• MATERIAL SUPPLIED

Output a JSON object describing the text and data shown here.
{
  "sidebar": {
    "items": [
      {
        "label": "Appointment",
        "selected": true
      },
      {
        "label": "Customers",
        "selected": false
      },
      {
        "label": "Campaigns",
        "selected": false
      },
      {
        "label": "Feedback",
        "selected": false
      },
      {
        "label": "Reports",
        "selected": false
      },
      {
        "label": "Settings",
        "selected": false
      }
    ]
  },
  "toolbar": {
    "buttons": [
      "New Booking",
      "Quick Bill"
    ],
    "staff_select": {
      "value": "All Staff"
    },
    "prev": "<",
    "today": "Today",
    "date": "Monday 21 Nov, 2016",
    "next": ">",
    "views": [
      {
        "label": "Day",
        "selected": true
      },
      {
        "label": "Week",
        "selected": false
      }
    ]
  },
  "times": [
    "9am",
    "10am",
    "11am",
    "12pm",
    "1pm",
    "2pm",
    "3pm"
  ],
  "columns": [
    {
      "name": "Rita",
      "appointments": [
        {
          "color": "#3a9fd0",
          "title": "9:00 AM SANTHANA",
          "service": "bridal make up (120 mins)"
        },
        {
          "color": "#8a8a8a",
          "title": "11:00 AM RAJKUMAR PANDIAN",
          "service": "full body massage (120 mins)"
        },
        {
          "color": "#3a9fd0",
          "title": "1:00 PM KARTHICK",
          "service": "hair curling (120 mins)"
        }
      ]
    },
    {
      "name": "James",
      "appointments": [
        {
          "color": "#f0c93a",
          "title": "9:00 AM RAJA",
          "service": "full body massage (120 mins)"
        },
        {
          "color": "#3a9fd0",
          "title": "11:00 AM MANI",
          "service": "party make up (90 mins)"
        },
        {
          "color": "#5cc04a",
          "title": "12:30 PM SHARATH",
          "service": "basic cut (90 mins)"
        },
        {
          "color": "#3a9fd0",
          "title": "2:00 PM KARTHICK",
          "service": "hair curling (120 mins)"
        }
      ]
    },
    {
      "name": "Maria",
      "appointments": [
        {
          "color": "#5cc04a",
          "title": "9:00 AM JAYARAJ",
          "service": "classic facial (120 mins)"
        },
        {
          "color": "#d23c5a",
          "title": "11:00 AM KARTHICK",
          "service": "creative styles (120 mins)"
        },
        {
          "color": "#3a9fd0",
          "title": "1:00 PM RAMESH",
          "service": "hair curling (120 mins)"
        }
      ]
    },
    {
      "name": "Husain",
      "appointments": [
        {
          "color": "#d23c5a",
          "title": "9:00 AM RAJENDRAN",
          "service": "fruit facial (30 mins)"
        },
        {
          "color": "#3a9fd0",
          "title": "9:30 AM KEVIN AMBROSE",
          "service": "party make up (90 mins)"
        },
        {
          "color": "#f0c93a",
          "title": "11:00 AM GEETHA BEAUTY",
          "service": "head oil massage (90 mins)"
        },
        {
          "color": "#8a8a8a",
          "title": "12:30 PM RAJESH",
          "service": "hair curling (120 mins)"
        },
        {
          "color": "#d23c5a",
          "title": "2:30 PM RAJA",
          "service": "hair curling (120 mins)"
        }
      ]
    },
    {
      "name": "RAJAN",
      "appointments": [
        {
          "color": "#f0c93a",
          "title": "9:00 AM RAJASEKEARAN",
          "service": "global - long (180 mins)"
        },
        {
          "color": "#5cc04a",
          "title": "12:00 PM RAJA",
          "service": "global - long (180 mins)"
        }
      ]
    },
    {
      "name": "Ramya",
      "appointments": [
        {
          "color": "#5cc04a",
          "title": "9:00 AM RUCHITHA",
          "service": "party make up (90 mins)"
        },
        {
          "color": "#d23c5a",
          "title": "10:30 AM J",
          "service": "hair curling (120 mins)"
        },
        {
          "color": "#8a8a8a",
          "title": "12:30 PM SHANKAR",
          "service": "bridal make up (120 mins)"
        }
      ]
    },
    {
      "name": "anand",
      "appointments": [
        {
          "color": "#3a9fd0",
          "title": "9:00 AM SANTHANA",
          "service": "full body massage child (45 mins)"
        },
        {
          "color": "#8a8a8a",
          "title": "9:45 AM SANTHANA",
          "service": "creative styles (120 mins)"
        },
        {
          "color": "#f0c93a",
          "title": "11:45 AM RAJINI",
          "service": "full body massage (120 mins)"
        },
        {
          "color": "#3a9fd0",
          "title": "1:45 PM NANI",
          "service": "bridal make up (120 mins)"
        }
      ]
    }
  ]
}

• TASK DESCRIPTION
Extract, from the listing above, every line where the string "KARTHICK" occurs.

• ANSWER FOR THE TASK
          "title": "1:00 PM KARTHICK",
          "title": "2:00 PM KARTHICK",
          "title": "11:00 AM KARTHICK",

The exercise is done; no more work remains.